The display garden interns are also a diverse, dynamic bunch. Take Mei-Ling Schmid, for instance. Originally from Thailand, Mei-Ling studies landscape management at Brigham-Young University and sought summer work at the Garden to “see how a larger botanical garden is managed.” Her work at the Garden is all about aesthetic: “You want the Garden to feel a certain way,” she says. “You want to create a mood. It’s about color, combination, composition…like art.” Yet, Mei-Ling attests that she’s learned most about the importance of effectively managing other people. “I see that you have to be smart about how you manage people and time to get things done. People think our work is just about plants, but nothing could be achieved if we weren’t able to work together.”

PHOTO: Kyle McGreevy, 2013 Landscape Design Intern
Kyle McGreevy, 2013 landscape design intern

Iowa State University student Kyle McGreevy also interns in landscape design at the Garden. Kyle originally studied landscape architecture, but switched to landscape design after deciding he wanted to better incorporate his interest in horticulture. Kyle explains that in landscape design, you think about things that require deep knowledge of plant biology, such as placement. He has learned “what types of plants grow best together and which locations work best for them.” Kyle says the best parts of his work here at the Garden are “learning how plants have personality and tie into each other, discovering the character of each garden, and seeing how people interact [with the gardens].”

PHOTO: Mel Jensen, 2013 Horticulture Intern
Mel Jensen, 2013 horticulture intern

Mel Jensen, an SIU student majoring in landscape horticulture, would agree. Interning under the expert tutorage of horticulturist Tom Soulsby in the Rose and Heritage Gardens, Mel creates planting designs and then does the planting, along with mulching, weeding, and almost every other aspect of the gardens’ maintenance. Mel says that the Heritage Garden is her favorite to work in because of its variety and the unique methods used to organize the plants. “We’ve planted in evolutionary order, from least to most complex,” she explains. “They’re grouped by region and plant family and are constantly being switched out to make room for new displays. We can do an entire seasonal turnaround in a matter of a few weeks.”

These young people are exploring interests in horticulture, landscape design, production, and just about every aspect of Garden culture and strategy—literally—from the ground up. For the college-age and recent grads interested in biology, or design, or anything in between, an internship at the Chicago Botanic Garden can be an informative, productive, hands-on, and (most importantly) enjoyable way to spend a summer among the plants, and among the plant-minded.

An aside: not all of the internship opportunities at the Garden require hours of hard outdoor labor. Mine, for instance, requires hours of hard indoor labor. I’m only partially joking—I am consistently being challenged.
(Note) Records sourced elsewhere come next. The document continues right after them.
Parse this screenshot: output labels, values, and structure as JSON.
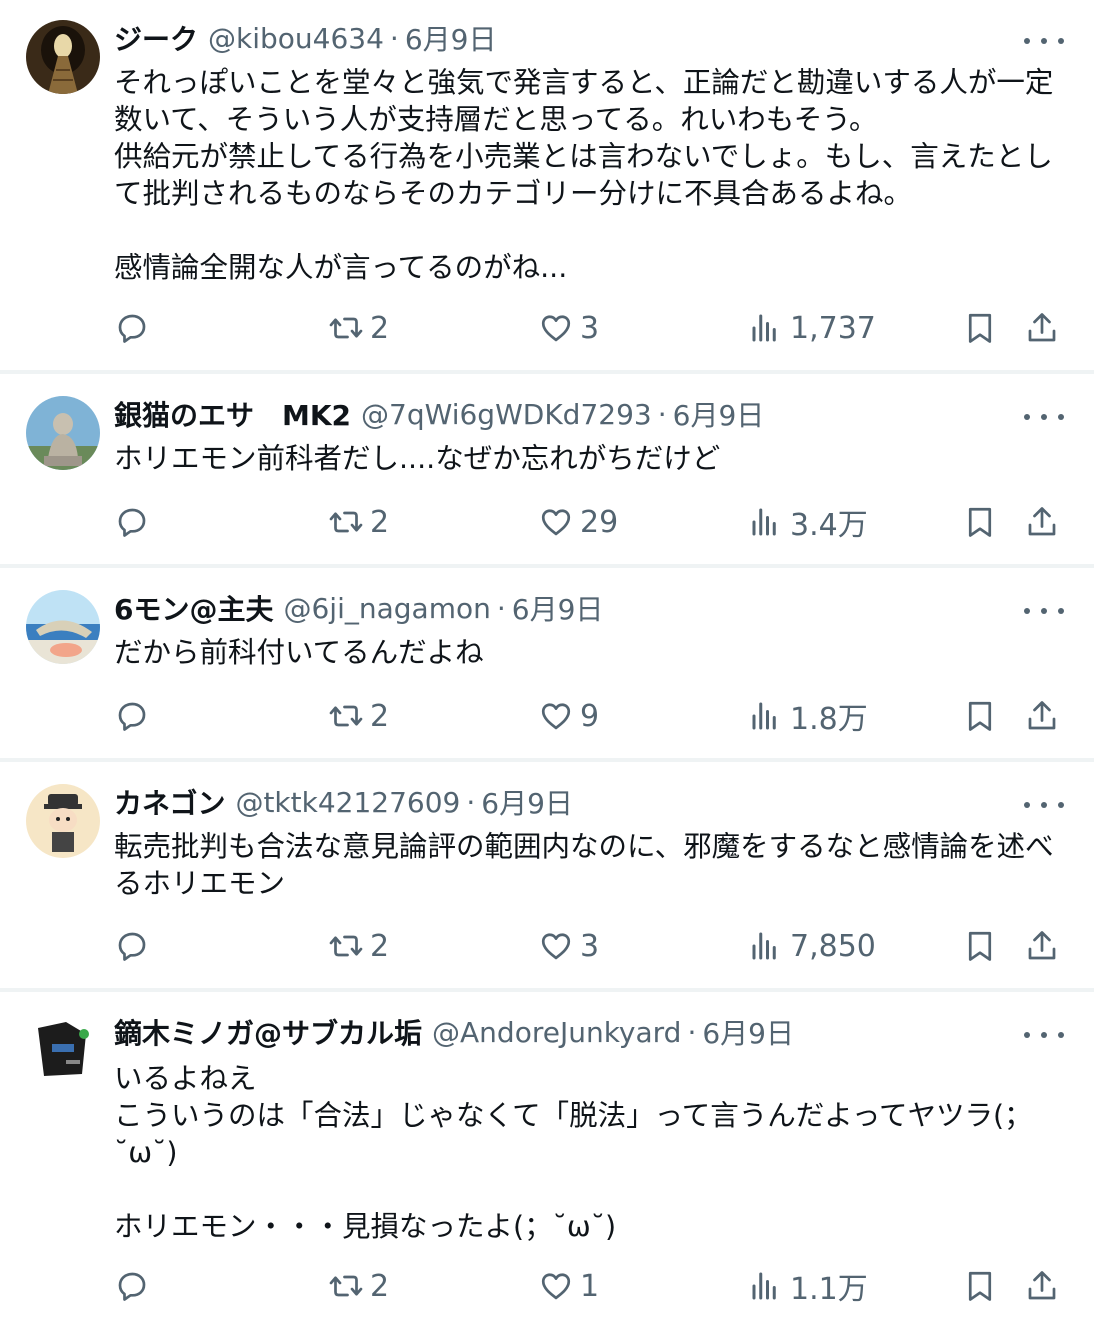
{
  "tweets": [
    {
      "name": "ジーク",
      "handle": "@kibou4634",
      "date": "6月9日",
      "text": "それっぽいことを堂々と強気で発言すると、正論だと勘違いする人が一定数いて、そういう人が支持層だと思ってる。れいわもそう。\n供給元が禁止してる行為を小売業とは言わないでしょ。もし、言えたとして批判されるものならそのカテゴリー分けに不具合あるよね。\n\n感情論全開な人が言ってるのがね...",
      "retweets": "2",
      "likes": "3",
      "views": "1,737"
    },
    {
      "name": "銀猫のエサ　MK2",
      "handle": "@7qWi6gWDKd7293",
      "date": "6月9日",
      "text": "ホリエモン前科者だし....なぜか忘れがちだけど",
      "retweets": "2",
      "likes": "29",
      "views": "3.4万"
    },
    {
      "name": "6モン@主夫",
      "handle": "@6ji_nagamon",
      "date": "6月9日",
      "text": "だから前科付いてるんだよね",
      "retweets": "2",
      "likes": "9",
      "views": "1.8万"
    },
    {
      "name": "カネゴン",
      "handle": "@tktk42127609",
      "date": "6月9日",
      "text": "転売批判も合法な意見論評の範囲内なのに、邪魔をするなと感情論を述べるホリエモン",
      "retweets": "2",
      "likes": "3",
      "views": "7,850"
    },
    {
      "name": "鏑木ミノガ@サブカル垢",
      "handle": "@AndoreJunkyard",
      "date": "6月9日",
      "text": "いるよねえ\nこういうのは「合法」じゃなくて「脱法」って言うんだよってヤツラ(；˘ω˘)\n\nホリエモン・・・見損なったよ(；˘ω˘)",
      "retweets": "2",
      "likes": "1",
      "views": "1.1万"
    }
  ],
  "colors": {
    "text": "#0f1419",
    "secondary": "#536471",
    "divider": "#eff3f4"
  },
  "icons": [
    "more-icon",
    "reply-icon",
    "retweet-icon",
    "like-icon",
    "views-icon",
    "bookmark-icon",
    "share-icon"
  ]
}
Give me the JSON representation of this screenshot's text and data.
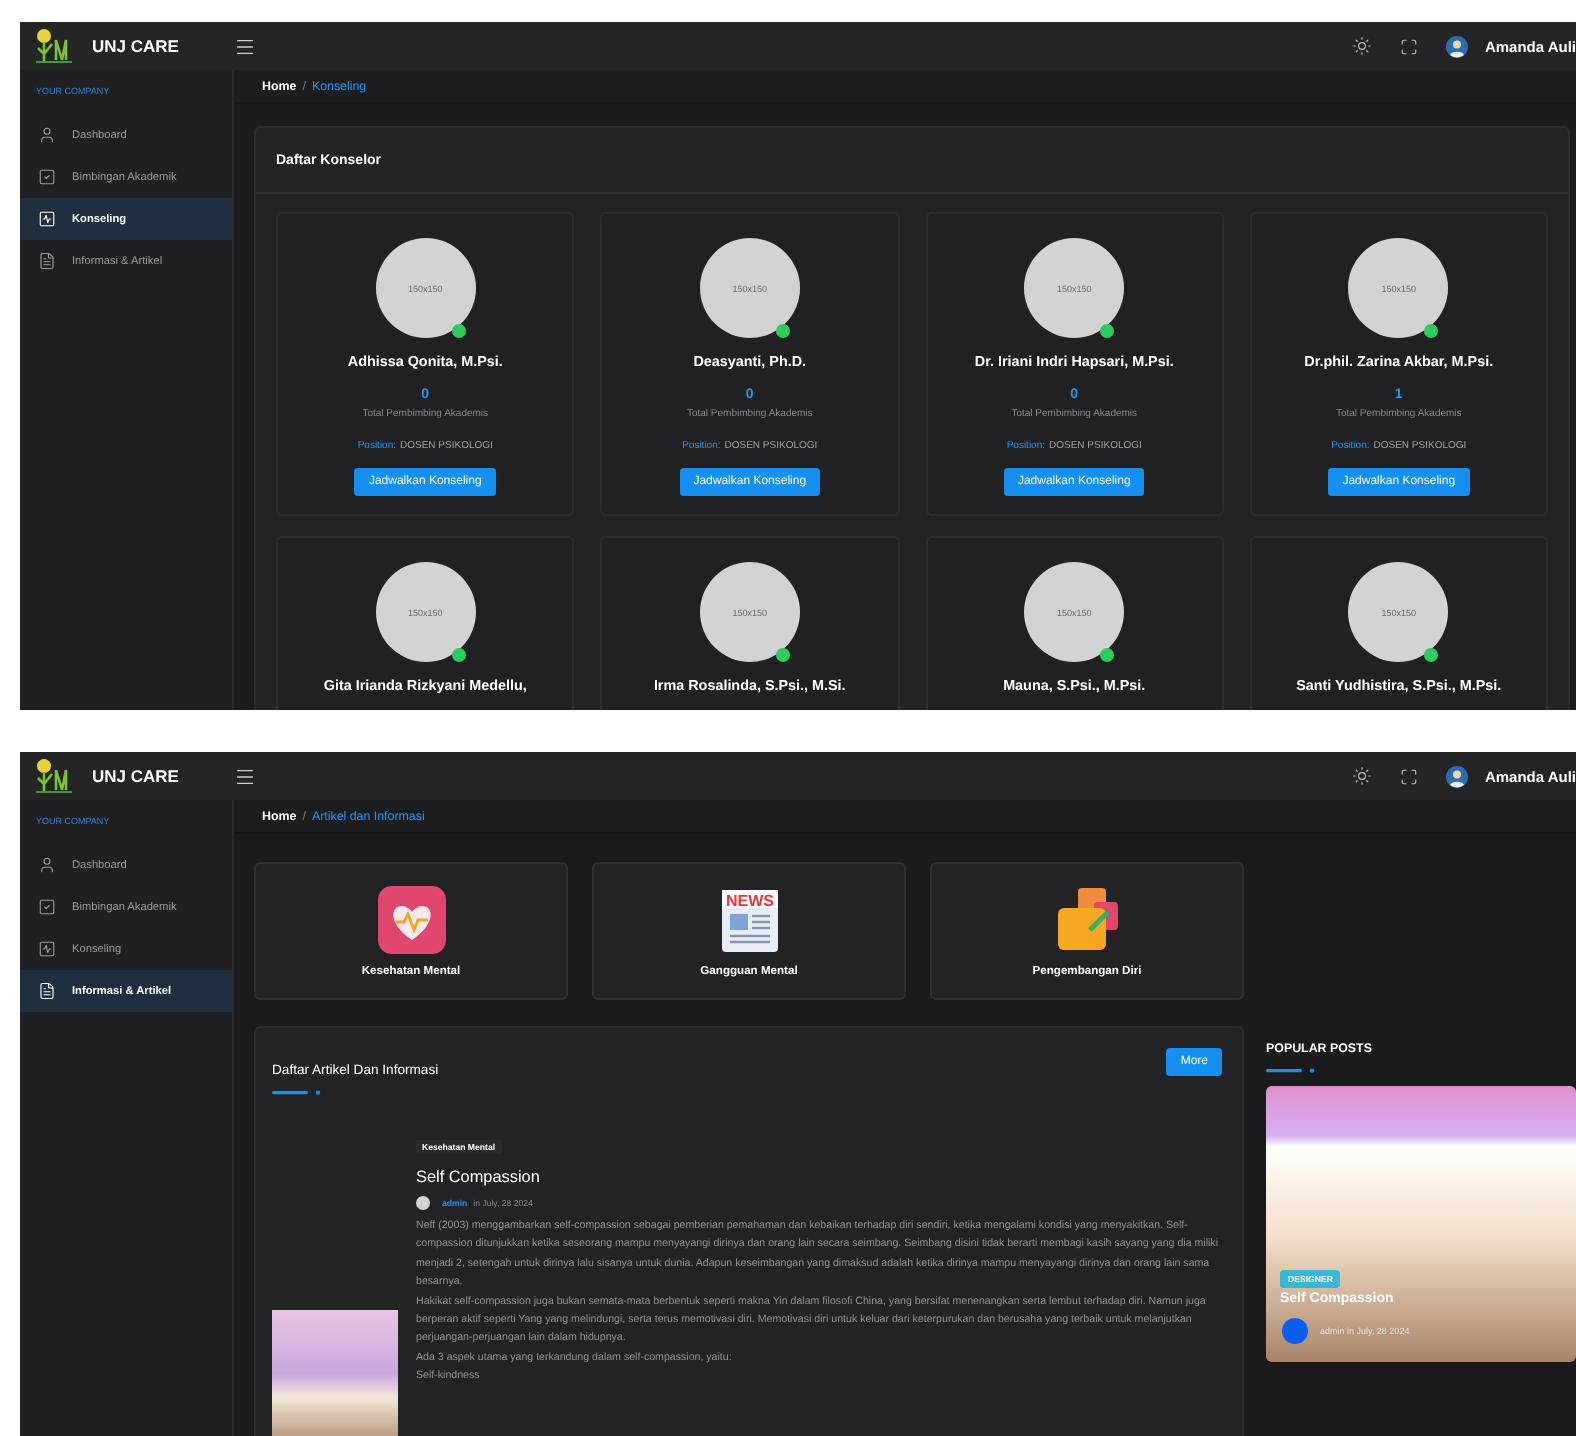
{
  "screens": [
    {
      "brand": "UNJ CARE",
      "user": "Amanda Auli",
      "sidebar": {
        "section": "YOUR COMPANY",
        "items": [
          {
            "label": "Dashboard",
            "kind": "user",
            "selected": false
          },
          {
            "label": "Bimbingan Akademik",
            "kind": "check",
            "selected": false
          },
          {
            "label": "Konseling",
            "kind": "chart",
            "selected": true
          },
          {
            "label": "Informasi & Artikel",
            "kind": "file",
            "selected": false
          }
        ]
      },
      "breadcrumb": {
        "home": "Home",
        "separator": "/",
        "current": "Konseling"
      },
      "page": {
        "kind": "counselors",
        "title": "Daftar Konselor",
        "counselors": [
          {
            "name": "Adhissa Qonita, M.Psi.",
            "photo_text": "150x150",
            "online": true,
            "count": "0",
            "count_label": "Total Pembimbing Akademis",
            "position_label": "Position:",
            "position": "DOSEN PSIKOLOGI",
            "button": "Jadwalkan Konseling"
          },
          {
            "name": "Deasyanti, Ph.D.",
            "photo_text": "150x150",
            "online": true,
            "count": "0",
            "count_label": "Total Pembimbing Akademis",
            "position_label": "Position:",
            "position": "DOSEN PSIKOLOGI",
            "button": "Jadwalkan Konseling"
          },
          {
            "name": "Dr. Iriani Indri Hapsari, M.Psi.",
            "photo_text": "150x150",
            "online": true,
            "count": "0",
            "count_label": "Total Pembimbing Akademis",
            "position_label": "Position:",
            "position": "DOSEN PSIKOLOGI",
            "button": "Jadwalkan Konseling"
          },
          {
            "name": "Dr.phil. Zarina Akbar, M.Psi.",
            "photo_text": "150x150",
            "online": true,
            "count": "1",
            "count_label": "Total Pembimbing Akademis",
            "position_label": "Position:",
            "position": "DOSEN PSIKOLOGI",
            "button": "Jadwalkan Konseling"
          },
          {
            "name": "Gita Irianda Rizkyani Medellu,",
            "photo_text": "150x150",
            "online": true
          },
          {
            "name": "Irma Rosalinda, S.Psi., M.Si.",
            "photo_text": "150x150",
            "online": true
          },
          {
            "name": "Mauna, S.Psi., M.Psi.",
            "photo_text": "150x150",
            "online": true
          },
          {
            "name": "Santi Yudhistira, S.Psi., M.Psi.",
            "photo_text": "150x150",
            "online": true
          }
        ]
      }
    },
    {
      "brand": "UNJ CARE",
      "user": "Amanda Auli",
      "sidebar": {
        "section": "YOUR COMPANY",
        "items": [
          {
            "label": "Dashboard",
            "kind": "user",
            "selected": false
          },
          {
            "label": "Bimbingan Akademik",
            "kind": "check",
            "selected": false
          },
          {
            "label": "Konseling",
            "kind": "chart",
            "selected": false
          },
          {
            "label": "Informasi & Artikel",
            "kind": "file",
            "selected": true
          }
        ]
      },
      "breadcrumb": {
        "home": "Home",
        "separator": "/",
        "current": "Artikel dan Informasi"
      },
      "page": {
        "kind": "articles",
        "categories": [
          {
            "label": "Kesehatan Mental",
            "kind": "heart"
          },
          {
            "label": "Gangguan Mental",
            "kind": "news",
            "icon_text": "NEWS"
          },
          {
            "label": "Pengembangan Diri",
            "kind": "growth"
          }
        ],
        "list": {
          "title": "Daftar Artikel Dan Informasi",
          "more": "More",
          "article": {
            "tag": "Kesehatan Mental",
            "title": "Self Compassion",
            "author": "admin",
            "date": "in July, 28 2024",
            "paragraphs": [
              "Neff (2003) menggambarkan self-compassion sebagai pemberian pemahaman dan kebaikan terhadap diri sendiri, ketika mengalami kondisi yang menyakitkan. Self-compassion ditunjukkan ketika seseorang mampu menyayangi dirinya dan orang lain secara seimbang. Seimbang disini tidak berarti membagi kasih sayang yang dia miliki menjadi 2, setengah untuk dirinya lalu sisanya untuk dunia. Adapun keseimbangan yang dimaksud adalah ketika dirinya mampu menyayangi dirinya dan orang lain sama besarnya.",
              "Hakikat self-compassion juga bukan semata-mata berbentuk seperti makna Yin dalam filosofi China, yang bersifat menenangkan serta lembut terhadap diri. Namun juga berperan aktif seperti Yang yang melindungi, serta terus memotivasi diri. Memotivasi diri untuk keluar dari keterpurukan dan berusaha yang terbaik untuk melanjutkan perjuangan-perjuangan lain dalam hidupnya.",
              "Ada 3 aspek utama yang terkandung dalam self-compassion, yaitu:",
              "Self-kindness"
            ]
          }
        },
        "popular": {
          "title": "POPULAR POSTS",
          "post": {
            "tag": "DESIGNER",
            "title": "Self Compassion",
            "meta": "admin in July, 28 2024"
          }
        }
      }
    }
  ]
}
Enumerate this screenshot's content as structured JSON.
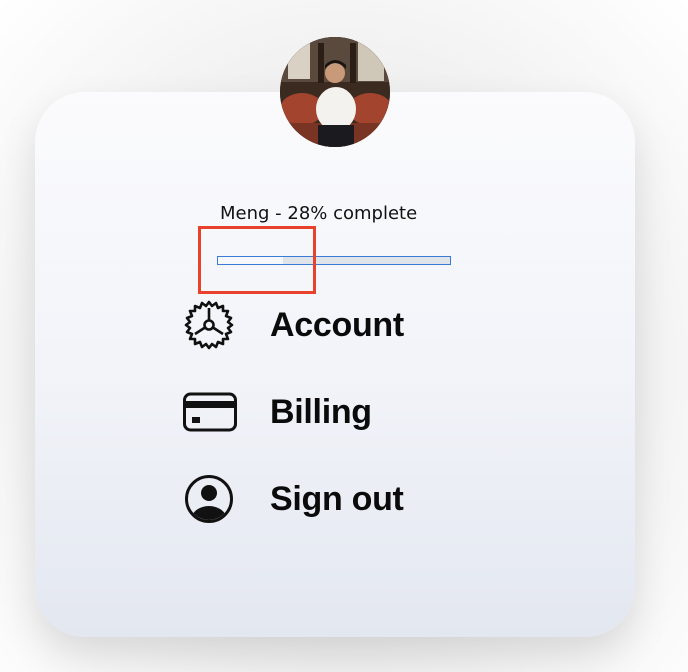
{
  "user": {
    "name": "Meng",
    "progress_text": "Meng - 28% complete",
    "progress_fraction": 0.28
  },
  "menu": {
    "items": [
      {
        "label": "Account",
        "icon": "gear-icon"
      },
      {
        "label": "Billing",
        "icon": "credit-card-icon"
      },
      {
        "label": "Sign out",
        "icon": "user-circle-icon"
      }
    ]
  },
  "colors": {
    "accent": "#3a7bd5",
    "highlight": "#e8412c",
    "text": "#0b0b0b"
  }
}
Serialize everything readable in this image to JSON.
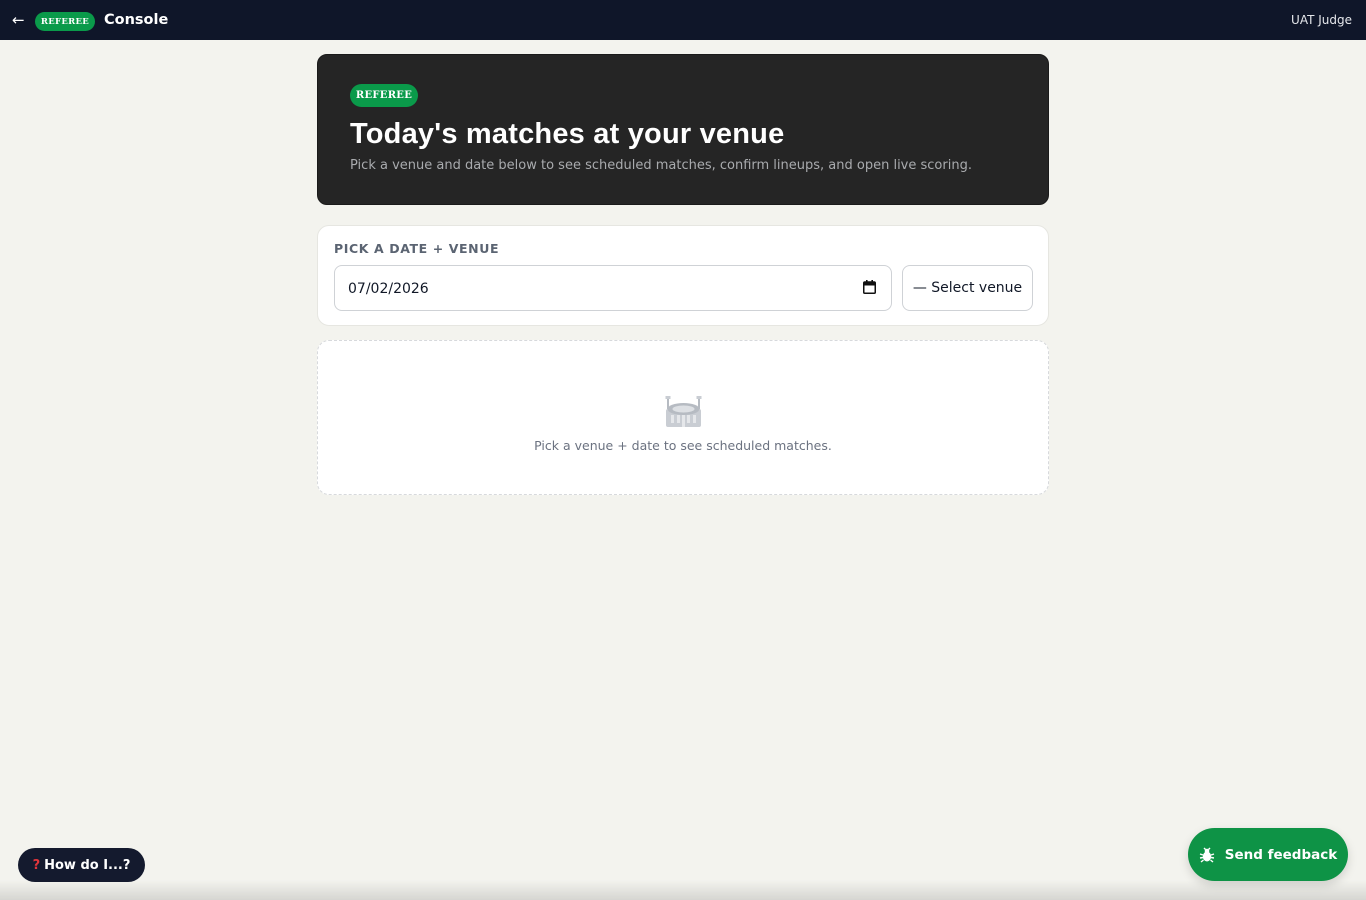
{
  "topbar": {
    "back_icon": "arrow-left-icon",
    "badge": "REFEREE",
    "title": "Console",
    "user": "UAT Judge"
  },
  "hero": {
    "badge": "REFEREE",
    "title": "Today's matches at your venue",
    "subtitle": "Pick a venue and date below to see scheduled matches, confirm lineups, and open live scoring."
  },
  "picker": {
    "label": "PICK A DATE + VENUE",
    "date_value": "07/02/2026",
    "venue_select": "— Select venue"
  },
  "empty_state": {
    "icon": "stadium-icon",
    "text": "Pick a venue + date to see scheduled matches."
  },
  "help": {
    "icon": "question-mark-icon",
    "icon_glyph": "?",
    "label": "How do I...?"
  },
  "feedback": {
    "icon": "bug-icon",
    "label": "Send feedback"
  },
  "colors": {
    "topbar_bg": "#0f1629",
    "accent_green": "#0a9a4a",
    "hero_bg": "#252525",
    "page_bg": "#f3f3ee"
  }
}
As an intern in the PR department, I’ve been tasked with a little bit of everything the PR team does, from writing press releases and sending media alerts to producing blog posts and videos. Of course, to do all that I’ve had to learn quite a bit about horticulture and the immense amount of behind-the-scenes work necessary to create and run the many community projects, classes, events, and gardens here. So, if you’re interested in nonprofit work or improving your communications know-how but haven’t got a green thumb, don’t rule the Garden out yet. There is a lot of interesting, engaging work to be done here from behind a desk, too. 

©2013 Chicago Botanic Garden and